**Given records**

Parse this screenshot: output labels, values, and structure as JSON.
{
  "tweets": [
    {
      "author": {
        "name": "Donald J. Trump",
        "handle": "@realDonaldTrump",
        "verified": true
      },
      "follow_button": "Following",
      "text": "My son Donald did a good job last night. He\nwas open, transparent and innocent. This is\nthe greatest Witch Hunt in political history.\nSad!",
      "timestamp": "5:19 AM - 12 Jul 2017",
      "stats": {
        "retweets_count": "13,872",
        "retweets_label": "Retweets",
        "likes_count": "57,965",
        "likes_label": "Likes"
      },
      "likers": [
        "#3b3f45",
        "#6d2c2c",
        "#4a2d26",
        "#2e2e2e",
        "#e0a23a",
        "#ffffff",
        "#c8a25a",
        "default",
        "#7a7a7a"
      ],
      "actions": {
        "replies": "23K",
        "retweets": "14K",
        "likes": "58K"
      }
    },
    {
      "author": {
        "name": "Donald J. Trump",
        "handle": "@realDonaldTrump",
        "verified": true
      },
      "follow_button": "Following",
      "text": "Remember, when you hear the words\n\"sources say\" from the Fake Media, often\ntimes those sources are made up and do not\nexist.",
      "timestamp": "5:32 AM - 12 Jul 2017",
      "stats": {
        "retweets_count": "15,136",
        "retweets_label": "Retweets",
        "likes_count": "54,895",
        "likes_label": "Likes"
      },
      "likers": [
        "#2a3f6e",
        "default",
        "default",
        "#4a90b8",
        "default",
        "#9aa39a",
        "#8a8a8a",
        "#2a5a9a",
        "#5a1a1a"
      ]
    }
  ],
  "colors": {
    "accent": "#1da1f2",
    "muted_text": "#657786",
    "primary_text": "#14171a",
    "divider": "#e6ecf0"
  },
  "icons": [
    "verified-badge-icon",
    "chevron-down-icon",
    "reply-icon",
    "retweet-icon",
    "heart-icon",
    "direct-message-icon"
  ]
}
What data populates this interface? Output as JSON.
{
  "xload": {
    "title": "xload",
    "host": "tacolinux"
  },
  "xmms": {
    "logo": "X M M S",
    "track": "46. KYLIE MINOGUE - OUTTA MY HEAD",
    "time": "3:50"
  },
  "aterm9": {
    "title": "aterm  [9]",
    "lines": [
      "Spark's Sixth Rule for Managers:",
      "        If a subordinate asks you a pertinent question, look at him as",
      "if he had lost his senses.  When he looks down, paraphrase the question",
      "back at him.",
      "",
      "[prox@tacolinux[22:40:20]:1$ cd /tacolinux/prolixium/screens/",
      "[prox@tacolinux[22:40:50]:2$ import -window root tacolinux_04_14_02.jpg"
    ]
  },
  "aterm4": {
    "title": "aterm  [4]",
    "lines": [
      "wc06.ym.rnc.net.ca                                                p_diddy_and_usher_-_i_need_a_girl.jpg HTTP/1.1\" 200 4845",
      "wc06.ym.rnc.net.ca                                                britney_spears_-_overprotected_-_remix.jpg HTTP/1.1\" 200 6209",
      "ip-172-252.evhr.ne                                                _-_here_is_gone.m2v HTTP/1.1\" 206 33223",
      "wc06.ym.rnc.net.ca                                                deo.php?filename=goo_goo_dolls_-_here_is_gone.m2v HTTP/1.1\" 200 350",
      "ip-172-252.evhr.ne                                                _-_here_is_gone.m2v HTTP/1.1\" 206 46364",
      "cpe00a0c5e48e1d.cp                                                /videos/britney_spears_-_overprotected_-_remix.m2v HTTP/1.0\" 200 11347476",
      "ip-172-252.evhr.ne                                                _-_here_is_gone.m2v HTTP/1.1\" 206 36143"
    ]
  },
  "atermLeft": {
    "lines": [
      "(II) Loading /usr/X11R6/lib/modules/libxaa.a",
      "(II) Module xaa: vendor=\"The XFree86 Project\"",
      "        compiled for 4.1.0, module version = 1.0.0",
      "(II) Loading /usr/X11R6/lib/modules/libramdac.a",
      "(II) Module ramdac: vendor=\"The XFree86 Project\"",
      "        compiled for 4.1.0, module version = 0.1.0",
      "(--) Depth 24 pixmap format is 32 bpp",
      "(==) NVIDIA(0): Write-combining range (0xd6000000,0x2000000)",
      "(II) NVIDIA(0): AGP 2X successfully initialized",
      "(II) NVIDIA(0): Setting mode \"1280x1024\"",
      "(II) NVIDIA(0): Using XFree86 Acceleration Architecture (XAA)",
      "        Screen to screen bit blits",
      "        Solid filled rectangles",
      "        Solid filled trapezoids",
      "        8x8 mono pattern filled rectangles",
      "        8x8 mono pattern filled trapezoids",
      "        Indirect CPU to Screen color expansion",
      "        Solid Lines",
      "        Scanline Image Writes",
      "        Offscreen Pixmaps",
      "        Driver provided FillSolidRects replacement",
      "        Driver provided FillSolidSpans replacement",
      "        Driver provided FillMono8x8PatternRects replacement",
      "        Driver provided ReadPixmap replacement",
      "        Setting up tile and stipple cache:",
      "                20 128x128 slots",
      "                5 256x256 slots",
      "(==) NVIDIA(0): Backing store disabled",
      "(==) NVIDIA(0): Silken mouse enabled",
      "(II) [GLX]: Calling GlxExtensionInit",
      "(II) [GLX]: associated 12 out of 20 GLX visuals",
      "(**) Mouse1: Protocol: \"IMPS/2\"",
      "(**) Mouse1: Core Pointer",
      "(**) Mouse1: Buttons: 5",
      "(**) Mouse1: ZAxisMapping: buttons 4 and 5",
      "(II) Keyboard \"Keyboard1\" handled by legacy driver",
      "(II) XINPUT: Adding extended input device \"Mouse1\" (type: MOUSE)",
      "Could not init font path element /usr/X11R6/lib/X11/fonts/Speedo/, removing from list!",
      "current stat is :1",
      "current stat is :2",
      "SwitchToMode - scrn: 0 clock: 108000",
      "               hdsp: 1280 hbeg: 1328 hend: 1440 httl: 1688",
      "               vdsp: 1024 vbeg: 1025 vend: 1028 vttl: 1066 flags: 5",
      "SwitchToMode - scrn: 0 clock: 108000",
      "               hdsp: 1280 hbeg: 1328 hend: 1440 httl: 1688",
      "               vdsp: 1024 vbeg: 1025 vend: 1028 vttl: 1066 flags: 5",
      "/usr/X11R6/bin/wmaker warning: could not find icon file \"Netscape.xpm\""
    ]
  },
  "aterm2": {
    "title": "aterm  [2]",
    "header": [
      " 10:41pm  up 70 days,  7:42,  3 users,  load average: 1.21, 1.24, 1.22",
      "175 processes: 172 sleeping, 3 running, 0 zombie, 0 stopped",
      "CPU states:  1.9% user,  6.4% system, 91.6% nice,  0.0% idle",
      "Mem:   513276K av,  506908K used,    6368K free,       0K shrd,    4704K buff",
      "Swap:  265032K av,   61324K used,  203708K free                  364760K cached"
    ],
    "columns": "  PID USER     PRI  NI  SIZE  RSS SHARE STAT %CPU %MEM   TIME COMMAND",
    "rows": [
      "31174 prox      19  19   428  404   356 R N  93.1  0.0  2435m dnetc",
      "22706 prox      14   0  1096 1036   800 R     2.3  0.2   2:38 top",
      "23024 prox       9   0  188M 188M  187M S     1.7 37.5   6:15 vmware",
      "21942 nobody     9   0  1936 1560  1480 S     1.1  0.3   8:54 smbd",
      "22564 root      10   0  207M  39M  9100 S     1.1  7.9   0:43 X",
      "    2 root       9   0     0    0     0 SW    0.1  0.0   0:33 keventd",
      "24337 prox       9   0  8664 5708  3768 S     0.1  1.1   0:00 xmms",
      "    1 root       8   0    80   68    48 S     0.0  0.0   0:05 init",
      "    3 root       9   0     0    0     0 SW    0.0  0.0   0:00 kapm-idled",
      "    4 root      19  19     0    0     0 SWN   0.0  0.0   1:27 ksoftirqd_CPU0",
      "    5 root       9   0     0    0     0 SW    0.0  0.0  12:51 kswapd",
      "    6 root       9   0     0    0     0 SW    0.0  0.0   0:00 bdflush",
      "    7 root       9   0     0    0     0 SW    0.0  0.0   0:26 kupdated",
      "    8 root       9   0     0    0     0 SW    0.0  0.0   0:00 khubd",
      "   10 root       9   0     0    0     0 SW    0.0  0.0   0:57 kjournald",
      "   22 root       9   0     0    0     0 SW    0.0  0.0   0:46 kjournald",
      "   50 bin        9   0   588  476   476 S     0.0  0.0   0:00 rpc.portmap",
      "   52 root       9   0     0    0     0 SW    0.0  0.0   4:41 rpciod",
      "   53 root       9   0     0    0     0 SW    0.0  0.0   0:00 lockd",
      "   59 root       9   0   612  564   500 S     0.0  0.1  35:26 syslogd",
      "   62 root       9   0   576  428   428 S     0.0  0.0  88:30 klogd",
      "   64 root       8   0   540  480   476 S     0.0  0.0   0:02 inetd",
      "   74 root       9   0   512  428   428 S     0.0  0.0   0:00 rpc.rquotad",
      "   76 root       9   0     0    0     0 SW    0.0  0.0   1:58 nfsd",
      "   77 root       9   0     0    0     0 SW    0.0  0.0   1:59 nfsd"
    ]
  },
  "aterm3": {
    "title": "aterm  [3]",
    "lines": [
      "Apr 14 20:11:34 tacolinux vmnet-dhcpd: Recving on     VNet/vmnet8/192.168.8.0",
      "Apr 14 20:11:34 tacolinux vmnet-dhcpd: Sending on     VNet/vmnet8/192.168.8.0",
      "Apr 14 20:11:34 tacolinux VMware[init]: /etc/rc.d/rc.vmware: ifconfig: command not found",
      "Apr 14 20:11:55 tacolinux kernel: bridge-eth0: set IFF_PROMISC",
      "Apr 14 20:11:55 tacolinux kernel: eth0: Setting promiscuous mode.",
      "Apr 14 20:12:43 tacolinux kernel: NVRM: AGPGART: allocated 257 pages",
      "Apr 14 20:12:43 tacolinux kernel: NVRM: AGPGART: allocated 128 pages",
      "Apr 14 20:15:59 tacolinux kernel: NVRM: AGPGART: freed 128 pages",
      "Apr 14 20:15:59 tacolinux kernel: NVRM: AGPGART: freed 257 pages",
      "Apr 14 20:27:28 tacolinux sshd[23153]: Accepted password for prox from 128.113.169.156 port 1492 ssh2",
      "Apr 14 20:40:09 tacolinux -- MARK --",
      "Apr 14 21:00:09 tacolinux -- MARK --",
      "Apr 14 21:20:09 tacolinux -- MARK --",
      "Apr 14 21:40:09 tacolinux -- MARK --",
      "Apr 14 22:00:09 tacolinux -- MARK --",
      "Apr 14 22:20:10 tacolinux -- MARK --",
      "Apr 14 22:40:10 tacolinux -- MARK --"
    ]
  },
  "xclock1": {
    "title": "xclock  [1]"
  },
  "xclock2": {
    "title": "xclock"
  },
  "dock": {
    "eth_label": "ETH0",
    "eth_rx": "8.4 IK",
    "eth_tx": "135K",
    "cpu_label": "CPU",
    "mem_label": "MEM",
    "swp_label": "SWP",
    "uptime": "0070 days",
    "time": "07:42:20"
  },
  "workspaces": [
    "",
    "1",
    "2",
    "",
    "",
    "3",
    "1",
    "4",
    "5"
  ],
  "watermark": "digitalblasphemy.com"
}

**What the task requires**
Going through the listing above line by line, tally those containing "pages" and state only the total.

**Response for this exercise**
4